Task to carry out:
Nothing but the records, repeated exactly, should form the response.

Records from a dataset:
—————

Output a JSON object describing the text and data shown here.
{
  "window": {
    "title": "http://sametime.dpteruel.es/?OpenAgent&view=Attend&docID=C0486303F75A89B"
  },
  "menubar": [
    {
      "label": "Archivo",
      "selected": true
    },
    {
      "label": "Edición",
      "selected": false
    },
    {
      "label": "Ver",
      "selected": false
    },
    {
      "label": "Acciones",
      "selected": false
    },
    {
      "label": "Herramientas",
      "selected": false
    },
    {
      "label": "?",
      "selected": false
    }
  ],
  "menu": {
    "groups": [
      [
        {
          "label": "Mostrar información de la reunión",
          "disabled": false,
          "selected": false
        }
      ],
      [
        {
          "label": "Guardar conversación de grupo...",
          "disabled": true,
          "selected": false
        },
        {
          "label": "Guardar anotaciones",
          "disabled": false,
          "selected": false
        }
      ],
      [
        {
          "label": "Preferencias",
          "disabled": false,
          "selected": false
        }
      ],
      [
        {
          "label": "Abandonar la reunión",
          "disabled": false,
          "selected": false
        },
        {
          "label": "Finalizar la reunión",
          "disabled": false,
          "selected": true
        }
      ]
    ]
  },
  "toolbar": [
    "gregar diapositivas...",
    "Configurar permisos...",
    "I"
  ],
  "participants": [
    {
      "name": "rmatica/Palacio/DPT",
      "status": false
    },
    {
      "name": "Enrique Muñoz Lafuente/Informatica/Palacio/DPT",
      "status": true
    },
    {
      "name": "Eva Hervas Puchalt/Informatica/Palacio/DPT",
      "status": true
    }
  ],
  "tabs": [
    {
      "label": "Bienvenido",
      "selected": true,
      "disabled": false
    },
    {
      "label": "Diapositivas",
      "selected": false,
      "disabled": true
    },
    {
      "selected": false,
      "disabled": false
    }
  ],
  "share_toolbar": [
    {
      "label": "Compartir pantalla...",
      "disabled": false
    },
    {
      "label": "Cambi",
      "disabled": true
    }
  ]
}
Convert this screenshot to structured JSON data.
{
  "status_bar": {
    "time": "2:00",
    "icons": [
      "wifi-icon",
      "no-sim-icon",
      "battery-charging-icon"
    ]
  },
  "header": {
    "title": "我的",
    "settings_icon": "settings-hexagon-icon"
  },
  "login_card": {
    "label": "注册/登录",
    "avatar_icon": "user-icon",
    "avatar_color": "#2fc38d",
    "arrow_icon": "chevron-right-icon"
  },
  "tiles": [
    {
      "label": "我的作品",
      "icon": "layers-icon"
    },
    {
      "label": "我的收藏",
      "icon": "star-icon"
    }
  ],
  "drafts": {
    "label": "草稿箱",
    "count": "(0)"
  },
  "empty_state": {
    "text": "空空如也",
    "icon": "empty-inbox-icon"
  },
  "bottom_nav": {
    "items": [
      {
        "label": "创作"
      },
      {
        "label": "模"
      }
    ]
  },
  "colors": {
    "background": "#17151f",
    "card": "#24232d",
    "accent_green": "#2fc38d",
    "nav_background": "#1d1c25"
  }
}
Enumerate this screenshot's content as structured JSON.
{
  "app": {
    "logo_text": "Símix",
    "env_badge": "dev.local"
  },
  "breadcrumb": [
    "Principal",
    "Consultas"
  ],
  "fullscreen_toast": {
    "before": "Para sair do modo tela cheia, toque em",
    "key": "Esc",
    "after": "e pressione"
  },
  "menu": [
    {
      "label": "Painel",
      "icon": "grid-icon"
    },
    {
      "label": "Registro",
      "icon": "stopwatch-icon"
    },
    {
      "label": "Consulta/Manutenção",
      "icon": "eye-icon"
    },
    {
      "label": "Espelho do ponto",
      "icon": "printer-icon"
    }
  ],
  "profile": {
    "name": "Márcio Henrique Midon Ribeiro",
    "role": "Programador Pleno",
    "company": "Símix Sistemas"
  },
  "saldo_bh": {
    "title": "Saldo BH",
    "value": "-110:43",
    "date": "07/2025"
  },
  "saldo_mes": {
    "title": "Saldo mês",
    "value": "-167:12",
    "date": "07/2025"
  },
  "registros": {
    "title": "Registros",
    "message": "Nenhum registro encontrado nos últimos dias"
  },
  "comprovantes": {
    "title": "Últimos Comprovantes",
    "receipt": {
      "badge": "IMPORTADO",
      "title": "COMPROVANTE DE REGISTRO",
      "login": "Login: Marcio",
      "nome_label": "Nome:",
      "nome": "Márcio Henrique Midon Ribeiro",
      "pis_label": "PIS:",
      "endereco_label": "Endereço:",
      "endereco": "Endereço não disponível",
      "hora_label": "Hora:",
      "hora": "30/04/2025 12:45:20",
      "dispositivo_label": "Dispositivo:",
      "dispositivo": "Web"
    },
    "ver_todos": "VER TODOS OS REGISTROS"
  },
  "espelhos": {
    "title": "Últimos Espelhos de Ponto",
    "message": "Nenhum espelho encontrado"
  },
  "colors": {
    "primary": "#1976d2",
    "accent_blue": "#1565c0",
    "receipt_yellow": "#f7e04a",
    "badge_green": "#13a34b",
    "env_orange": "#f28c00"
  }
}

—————

Answer to this exercise:
Output a JSON object describing the text and data shown here.
{
  "window": {
    "title": "http://sametime.dpteruel.es/?OpenAgent&view=Attend&docID=C0486303F75A89B"
  },
  "menubar": [
    {
      "label": "Archivo",
      "selected": true
    },
    {
      "label": "Edición",
      "selected": false
    },
    {
      "label": "Ver",
      "selected": false
    },
    {
      "label": "Acciones",
      "selected": false
    },
    {
      "label": "Herramientas",
      "selected": false
    },
    {
      "label": "?",
      "selected": false
    }
  ],
  "menu": {
    "groups": [
      [
        {
          "label": "Mostrar información de la reunión",
          "disabled": false,
          "selected": false
        }
      ],
      [
        {
          "label": "Guardar conversación de grupo...",
          "disabled": true,
          "selected": false
        },
        {
          "label": "Guardar anotaciones",
          "disabled": false,
          "selected": false
        }
      ],
      [
        {
          "label": "Preferencias",
          "disabled": false,
          "selected": false
        }
      ],
      [
        {
          "label": "Abandonar la reunión",
          "disabled": false,
          "selected": false
        },
        {
          "label": "Finalizar la reunión",
          "disabled": false,
          "selected": true
        }
      ]
    ]
  },
  "toolbar": [
    "gregar diapositivas...",
    "Configurar permisos...",
    "I"
  ],
  "participants": [
    {
      "name": "rmatica/Palacio/DPT",
      "status": false
    },
    {
      "name": "Enrique Muñoz Lafuente/Informatica/Palacio/DPT",
      "status": true
    },
    {
      "name": "Eva Hervas Puchalt/Informatica/Palacio/DPT",
      "status": true
    }
  ],
  "tabs": [
    {
      "label": "Bienvenido",
      "selected": true,
      "disabled": false
    },
    {
      "label": "Diapositivas",
      "selected": false,
      "disabled": true
    },
    {
      "selected": false,
      "disabled": false
    }
  ],
  "share_toolbar": [
    {
      "label": "Compartir pantalla...",
      "disabled": false
    },
    {
      "label": "Cambi",
      "disabled": true
    }
  ]
}
Convert this screenshot to structured JSON data.
{
  "status_bar": {
    "time": "2:00",
    "icons": [
      "wifi-icon",
      "no-sim-icon",
      "battery-charging-icon"
    ]
  },
  "header": {
    "title": "我的",
    "settings_icon": "settings-hexagon-icon"
  },
  "login_card": {
    "label": "注册/登录",
    "avatar_icon": "user-icon",
    "avatar_color": "#2fc38d",
    "arrow_icon": "chevron-right-icon"
  },
  "tiles": [
    {
      "label": "我的作品",
      "icon": "layers-icon"
    },
    {
      "label": "我的收藏",
      "icon": "star-icon"
    }
  ],
  "drafts": {
    "label": "草稿箱",
    "count": "(0)"
  },
  "empty_state": {
    "text": "空空如也",
    "icon": "empty-inbox-icon"
  },
  "bottom_nav": {
    "items": [
      {
        "label": "创作"
      },
      {
        "label": "模"
      }
    ]
  },
  "colors": {
    "background": "#17151f",
    "card": "#24232d",
    "accent_green": "#2fc38d",
    "nav_background": "#1d1c25"
  }
}
Enumerate this screenshot's content as structured JSON.
{
  "app": {
    "logo_text": "Símix",
    "env_badge": "dev.local"
  },
  "breadcrumb": [
    "Principal",
    "Consultas"
  ],
  "fullscreen_toast": {
    "before": "Para sair do modo tela cheia, toque em",
    "key": "Esc",
    "after": "e pressione"
  },
  "menu": [
    {
      "label": "Painel",
      "icon": "grid-icon"
    },
    {
      "label": "Registro",
      "icon": "stopwatch-icon"
    },
    {
      "label": "Consulta/Manutenção",
      "icon": "eye-icon"
    },
    {
      "label": "Espelho do ponto",
      "icon": "printer-icon"
    }
  ],
  "profile": {
    "name": "Márcio Henrique Midon Ribeiro",
    "role": "Programador Pleno",
    "company": "Símix Sistemas"
  },
  "saldo_bh": {
    "title": "Saldo BH",
    "value": "-110:43",
    "date": "07/2025"
  },
  "saldo_mes": {
    "title": "Saldo mês",
    "value": "-167:12",
    "date": "07/2025"
  },
  "registros": {
    "title": "Registros",
    "message": "Nenhum registro encontrado nos últimos dias"
  },
  "comprovantes": {
    "title": "Últimos Comprovantes",
    "receipt": {
      "badge": "IMPORTADO",
      "title": "COMPROVANTE DE REGISTRO",
      "login": "Login: Marcio",
      "nome_label": "Nome:",
      "nome": "Márcio Henrique Midon Ribeiro",
      "pis_label": "PIS:",
      "endereco_label": "Endereço:",
      "endereco": "Endereço não disponível",
      "hora_label": "Hora:",
      "hora": "30/04/2025 12:45:20",
      "dispositivo_label": "Dispositivo:",
      "dispositivo": "Web"
    },
    "ver_todos": "VER TODOS OS REGISTROS"
  },
  "espelhos": {
    "title": "Últimos Espelhos de Ponto",
    "message": "Nenhum espelho encontrado"
  },
  "colors": {
    "primary": "#1976d2",
    "accent_blue": "#1565c0",
    "receipt_yellow": "#f7e04a",
    "badge_green": "#13a34b",
    "env_orange": "#f28c00"
  }
}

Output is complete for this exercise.